#### WORK ORDER:
Would you please repeat the material exactly, from the first line to the last?

#### GIVEN DATA:
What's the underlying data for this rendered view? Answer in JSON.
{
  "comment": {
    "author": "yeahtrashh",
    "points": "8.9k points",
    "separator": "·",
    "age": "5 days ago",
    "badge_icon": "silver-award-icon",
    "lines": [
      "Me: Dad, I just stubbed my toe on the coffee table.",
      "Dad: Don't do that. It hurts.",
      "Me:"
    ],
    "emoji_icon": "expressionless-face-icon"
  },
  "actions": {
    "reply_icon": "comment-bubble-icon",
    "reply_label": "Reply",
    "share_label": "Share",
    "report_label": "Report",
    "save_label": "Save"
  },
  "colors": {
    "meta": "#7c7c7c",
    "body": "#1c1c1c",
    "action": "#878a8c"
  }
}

#### WRITTEN ANSWER:
What's the underlying data for this rendered view? Answer in JSON.
{
  "comment": {
    "author": "yeahtrashh",
    "points": "8.9k points",
    "separator": "·",
    "age": "5 days ago",
    "badge_icon": "silver-award-icon",
    "lines": [
      "Me: Dad, I just stubbed my toe on the coffee table.",
      "Dad: Don't do that. It hurts.",
      "Me:"
    ],
    "emoji_icon": "expressionless-face-icon"
  },
  "actions": {
    "reply_icon": "comment-bubble-icon",
    "reply_label": "Reply",
    "share_label": "Share",
    "report_label": "Report",
    "save_label": "Save"
  },
  "colors": {
    "meta": "#7c7c7c",
    "body": "#1c1c1c",
    "action": "#878a8c"
  }
}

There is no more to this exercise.